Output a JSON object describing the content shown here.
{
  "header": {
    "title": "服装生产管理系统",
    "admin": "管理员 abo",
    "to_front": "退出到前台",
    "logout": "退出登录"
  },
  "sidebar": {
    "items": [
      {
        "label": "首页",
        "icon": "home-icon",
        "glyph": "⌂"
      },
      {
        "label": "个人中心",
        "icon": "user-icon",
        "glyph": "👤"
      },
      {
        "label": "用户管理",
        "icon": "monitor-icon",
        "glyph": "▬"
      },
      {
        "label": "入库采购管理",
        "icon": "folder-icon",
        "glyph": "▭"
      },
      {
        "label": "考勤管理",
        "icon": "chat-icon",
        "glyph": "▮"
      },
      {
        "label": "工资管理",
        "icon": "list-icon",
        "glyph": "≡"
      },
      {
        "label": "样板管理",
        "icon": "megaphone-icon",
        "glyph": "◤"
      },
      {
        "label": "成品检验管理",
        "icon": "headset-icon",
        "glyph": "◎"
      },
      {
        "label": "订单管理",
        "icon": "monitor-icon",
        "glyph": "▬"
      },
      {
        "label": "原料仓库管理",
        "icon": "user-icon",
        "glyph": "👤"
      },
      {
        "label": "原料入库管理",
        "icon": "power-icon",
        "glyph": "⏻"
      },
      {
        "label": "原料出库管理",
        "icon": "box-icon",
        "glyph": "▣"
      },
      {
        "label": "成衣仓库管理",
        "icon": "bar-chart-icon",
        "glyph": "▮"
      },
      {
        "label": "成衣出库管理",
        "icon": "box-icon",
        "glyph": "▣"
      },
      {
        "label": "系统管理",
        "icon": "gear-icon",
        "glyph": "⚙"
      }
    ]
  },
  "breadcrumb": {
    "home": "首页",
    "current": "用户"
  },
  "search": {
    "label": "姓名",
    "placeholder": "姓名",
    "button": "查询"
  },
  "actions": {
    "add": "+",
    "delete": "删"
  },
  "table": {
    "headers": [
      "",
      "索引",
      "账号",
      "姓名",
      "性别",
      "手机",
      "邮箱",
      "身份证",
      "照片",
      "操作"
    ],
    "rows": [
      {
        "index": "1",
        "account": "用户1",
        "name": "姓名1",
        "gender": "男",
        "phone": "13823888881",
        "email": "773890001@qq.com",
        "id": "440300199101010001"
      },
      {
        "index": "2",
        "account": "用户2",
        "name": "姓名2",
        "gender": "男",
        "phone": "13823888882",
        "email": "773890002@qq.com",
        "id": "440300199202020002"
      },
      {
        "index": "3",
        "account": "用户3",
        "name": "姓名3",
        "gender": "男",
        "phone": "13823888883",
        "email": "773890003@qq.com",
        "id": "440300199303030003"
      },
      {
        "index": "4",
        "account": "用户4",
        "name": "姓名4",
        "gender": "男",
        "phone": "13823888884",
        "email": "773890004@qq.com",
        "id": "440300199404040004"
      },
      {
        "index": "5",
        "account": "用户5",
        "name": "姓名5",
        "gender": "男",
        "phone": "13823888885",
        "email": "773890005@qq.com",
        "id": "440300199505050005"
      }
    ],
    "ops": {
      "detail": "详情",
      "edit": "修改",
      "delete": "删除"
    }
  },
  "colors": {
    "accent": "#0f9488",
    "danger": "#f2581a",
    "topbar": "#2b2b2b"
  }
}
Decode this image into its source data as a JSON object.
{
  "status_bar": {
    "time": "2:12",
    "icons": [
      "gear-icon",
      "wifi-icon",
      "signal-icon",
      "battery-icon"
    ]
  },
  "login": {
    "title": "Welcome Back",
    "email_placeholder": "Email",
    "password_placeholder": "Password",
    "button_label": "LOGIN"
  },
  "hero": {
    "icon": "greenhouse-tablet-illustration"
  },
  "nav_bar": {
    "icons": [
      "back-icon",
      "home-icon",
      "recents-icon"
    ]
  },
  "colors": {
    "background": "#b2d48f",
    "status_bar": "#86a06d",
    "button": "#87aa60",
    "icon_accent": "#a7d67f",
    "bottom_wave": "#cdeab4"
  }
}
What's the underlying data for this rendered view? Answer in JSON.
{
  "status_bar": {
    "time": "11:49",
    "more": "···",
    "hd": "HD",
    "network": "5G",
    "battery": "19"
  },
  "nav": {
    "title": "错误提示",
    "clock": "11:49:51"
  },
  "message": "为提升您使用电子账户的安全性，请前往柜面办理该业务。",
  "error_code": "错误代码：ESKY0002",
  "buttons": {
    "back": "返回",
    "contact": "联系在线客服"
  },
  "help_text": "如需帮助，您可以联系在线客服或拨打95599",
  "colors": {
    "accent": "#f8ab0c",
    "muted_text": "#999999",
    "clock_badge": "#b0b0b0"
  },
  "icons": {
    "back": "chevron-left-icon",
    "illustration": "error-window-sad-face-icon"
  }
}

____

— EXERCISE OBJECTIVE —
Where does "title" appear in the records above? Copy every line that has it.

— OUTPUT OF THE EXERCISE —
    "title": "服装生产管理系统",
    "title": "Welcome Back",
    "title": "错误提示",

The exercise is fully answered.